ACTIVITY >> Lines in the listing below that contain the string "arrows" are to be found and copied.

INPUT DATA >>
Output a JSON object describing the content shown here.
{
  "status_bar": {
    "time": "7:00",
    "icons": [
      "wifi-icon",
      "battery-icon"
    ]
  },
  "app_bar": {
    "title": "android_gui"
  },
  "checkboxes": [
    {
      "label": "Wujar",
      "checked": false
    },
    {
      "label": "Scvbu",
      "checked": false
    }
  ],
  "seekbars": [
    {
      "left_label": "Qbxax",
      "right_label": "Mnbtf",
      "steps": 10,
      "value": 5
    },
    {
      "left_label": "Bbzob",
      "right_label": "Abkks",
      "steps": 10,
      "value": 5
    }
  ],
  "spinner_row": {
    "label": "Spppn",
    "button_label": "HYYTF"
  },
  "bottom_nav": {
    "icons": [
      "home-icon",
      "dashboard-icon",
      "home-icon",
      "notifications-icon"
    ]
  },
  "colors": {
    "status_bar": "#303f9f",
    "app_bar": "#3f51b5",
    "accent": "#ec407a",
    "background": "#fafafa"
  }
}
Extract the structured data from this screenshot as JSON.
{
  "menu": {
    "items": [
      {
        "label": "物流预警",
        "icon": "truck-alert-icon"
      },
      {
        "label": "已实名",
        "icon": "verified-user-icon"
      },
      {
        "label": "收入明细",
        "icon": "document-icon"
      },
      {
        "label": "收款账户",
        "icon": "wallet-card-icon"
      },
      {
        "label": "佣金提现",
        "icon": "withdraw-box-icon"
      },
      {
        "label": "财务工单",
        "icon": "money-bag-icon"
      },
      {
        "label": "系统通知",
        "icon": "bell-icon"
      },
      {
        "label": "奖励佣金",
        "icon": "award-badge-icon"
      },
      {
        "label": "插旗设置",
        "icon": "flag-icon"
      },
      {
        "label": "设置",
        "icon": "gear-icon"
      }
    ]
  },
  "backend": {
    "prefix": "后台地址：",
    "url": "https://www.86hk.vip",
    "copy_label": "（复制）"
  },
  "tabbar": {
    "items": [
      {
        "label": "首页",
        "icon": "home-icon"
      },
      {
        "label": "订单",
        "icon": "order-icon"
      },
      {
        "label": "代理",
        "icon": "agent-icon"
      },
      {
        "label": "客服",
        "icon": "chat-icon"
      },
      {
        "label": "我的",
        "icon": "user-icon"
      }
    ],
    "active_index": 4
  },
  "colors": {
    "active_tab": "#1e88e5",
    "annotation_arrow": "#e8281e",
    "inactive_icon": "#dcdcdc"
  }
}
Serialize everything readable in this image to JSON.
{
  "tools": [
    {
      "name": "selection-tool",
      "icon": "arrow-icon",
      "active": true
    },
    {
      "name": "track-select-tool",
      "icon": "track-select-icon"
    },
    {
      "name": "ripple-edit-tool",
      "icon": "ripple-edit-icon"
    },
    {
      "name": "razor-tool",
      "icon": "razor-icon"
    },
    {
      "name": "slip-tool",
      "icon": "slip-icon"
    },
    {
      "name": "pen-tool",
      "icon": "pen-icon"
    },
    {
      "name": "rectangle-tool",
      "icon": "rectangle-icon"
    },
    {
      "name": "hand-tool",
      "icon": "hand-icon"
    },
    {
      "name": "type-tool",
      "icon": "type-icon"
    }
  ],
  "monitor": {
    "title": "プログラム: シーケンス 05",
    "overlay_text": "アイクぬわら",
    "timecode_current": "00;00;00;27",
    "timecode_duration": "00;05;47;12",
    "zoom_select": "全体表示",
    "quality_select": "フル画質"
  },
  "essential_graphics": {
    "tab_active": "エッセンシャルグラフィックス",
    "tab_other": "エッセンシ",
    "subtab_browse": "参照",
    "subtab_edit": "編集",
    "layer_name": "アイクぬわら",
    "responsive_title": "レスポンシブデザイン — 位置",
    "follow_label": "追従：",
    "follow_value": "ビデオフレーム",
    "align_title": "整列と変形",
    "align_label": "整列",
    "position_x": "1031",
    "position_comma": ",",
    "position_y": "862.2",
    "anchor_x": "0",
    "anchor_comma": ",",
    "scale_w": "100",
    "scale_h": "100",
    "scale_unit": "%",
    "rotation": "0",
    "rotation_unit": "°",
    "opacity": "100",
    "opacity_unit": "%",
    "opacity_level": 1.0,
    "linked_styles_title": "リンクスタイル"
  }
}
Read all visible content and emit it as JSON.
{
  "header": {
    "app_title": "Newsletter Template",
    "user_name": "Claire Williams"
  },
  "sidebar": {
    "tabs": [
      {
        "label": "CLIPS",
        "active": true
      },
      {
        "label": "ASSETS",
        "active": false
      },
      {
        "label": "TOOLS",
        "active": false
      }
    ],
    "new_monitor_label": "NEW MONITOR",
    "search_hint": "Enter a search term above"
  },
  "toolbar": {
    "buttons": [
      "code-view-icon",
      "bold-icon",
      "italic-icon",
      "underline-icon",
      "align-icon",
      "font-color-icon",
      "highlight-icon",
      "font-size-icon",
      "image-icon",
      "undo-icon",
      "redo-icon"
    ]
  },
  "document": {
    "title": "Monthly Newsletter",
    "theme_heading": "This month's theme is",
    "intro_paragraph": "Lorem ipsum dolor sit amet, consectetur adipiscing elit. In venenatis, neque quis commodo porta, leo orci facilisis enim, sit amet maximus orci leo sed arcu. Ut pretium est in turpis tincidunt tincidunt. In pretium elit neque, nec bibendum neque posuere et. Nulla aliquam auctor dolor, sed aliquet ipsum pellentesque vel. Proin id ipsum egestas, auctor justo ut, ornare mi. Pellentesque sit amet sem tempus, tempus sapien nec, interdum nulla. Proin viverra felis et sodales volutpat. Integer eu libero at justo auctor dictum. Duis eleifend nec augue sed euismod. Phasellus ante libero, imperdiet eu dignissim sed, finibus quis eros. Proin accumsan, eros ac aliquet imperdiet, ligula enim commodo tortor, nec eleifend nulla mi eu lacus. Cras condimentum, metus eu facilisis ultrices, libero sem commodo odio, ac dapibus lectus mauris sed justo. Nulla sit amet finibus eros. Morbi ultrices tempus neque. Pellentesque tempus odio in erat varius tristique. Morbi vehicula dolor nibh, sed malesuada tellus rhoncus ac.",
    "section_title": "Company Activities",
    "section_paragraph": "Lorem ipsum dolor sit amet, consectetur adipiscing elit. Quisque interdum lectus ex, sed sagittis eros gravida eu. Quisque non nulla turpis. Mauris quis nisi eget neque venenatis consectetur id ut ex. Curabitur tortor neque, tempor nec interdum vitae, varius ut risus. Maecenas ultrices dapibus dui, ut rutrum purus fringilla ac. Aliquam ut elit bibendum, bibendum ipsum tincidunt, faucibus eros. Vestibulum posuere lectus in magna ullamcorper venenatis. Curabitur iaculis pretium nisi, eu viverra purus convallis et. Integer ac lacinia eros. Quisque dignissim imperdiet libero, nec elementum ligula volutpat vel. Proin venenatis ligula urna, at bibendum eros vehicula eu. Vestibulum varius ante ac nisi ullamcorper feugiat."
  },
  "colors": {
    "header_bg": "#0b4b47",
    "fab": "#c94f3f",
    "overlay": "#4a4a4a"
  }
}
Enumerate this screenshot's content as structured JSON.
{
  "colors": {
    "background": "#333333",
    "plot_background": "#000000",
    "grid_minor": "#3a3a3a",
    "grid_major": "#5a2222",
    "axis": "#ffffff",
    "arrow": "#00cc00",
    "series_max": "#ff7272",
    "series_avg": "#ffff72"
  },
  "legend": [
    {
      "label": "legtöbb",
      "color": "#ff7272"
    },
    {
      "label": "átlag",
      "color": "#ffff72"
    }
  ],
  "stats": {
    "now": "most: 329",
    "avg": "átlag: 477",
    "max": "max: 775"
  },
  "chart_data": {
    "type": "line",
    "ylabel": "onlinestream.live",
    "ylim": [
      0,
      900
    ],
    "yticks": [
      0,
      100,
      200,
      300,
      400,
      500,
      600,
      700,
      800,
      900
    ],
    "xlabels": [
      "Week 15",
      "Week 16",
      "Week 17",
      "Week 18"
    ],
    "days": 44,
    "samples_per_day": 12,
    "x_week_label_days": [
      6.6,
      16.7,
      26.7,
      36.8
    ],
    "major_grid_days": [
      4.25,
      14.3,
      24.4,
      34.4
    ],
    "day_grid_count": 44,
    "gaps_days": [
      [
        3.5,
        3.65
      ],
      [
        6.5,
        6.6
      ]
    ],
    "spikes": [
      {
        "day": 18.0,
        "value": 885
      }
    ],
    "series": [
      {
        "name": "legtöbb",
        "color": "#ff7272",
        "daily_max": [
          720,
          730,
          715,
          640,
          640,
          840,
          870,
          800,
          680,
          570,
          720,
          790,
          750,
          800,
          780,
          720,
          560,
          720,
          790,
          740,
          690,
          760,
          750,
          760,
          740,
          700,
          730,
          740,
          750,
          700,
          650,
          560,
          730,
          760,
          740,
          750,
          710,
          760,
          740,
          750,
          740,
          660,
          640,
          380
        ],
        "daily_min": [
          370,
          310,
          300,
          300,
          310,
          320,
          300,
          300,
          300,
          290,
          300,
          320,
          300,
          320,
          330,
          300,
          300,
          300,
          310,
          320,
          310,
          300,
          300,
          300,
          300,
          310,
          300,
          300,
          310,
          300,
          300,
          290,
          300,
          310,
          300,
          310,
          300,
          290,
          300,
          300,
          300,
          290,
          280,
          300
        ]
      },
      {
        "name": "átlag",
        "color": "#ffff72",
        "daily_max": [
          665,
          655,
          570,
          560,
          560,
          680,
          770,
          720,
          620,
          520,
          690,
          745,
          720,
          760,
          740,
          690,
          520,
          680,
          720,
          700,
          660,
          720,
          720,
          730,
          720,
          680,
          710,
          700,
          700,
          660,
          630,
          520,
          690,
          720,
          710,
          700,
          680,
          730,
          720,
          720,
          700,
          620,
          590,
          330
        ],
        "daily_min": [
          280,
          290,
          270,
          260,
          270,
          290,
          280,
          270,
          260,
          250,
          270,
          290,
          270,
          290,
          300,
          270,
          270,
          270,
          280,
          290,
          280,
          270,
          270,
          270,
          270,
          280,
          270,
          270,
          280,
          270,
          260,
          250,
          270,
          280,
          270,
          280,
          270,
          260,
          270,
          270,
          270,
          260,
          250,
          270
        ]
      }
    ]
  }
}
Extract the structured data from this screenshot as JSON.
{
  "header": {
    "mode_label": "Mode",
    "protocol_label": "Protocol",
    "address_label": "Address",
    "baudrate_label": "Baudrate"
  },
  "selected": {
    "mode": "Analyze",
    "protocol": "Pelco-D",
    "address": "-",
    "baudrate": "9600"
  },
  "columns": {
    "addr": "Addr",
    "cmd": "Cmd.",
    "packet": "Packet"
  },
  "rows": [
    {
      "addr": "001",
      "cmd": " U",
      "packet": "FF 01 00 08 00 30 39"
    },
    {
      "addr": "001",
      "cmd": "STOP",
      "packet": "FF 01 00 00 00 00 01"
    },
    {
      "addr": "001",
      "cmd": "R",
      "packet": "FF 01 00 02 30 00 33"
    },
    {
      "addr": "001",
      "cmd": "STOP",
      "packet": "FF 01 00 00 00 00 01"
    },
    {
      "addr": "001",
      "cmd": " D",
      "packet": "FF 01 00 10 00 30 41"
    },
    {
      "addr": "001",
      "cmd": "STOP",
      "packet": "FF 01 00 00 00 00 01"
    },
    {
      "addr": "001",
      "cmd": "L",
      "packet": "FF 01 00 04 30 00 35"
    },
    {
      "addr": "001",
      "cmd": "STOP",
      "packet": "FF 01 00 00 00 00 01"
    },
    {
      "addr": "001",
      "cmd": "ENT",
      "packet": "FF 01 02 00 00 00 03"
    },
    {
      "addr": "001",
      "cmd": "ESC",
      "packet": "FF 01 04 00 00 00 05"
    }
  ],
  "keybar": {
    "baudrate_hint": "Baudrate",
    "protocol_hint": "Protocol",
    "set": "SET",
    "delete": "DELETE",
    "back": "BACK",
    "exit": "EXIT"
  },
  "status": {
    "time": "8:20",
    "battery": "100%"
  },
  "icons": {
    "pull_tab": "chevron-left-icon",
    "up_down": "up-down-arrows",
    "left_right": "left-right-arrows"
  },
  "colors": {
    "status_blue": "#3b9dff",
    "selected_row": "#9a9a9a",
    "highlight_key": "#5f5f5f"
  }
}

RESPONSE >>
    "up_down": "up-down-arrows",
    "left_right": "left-right-arrows"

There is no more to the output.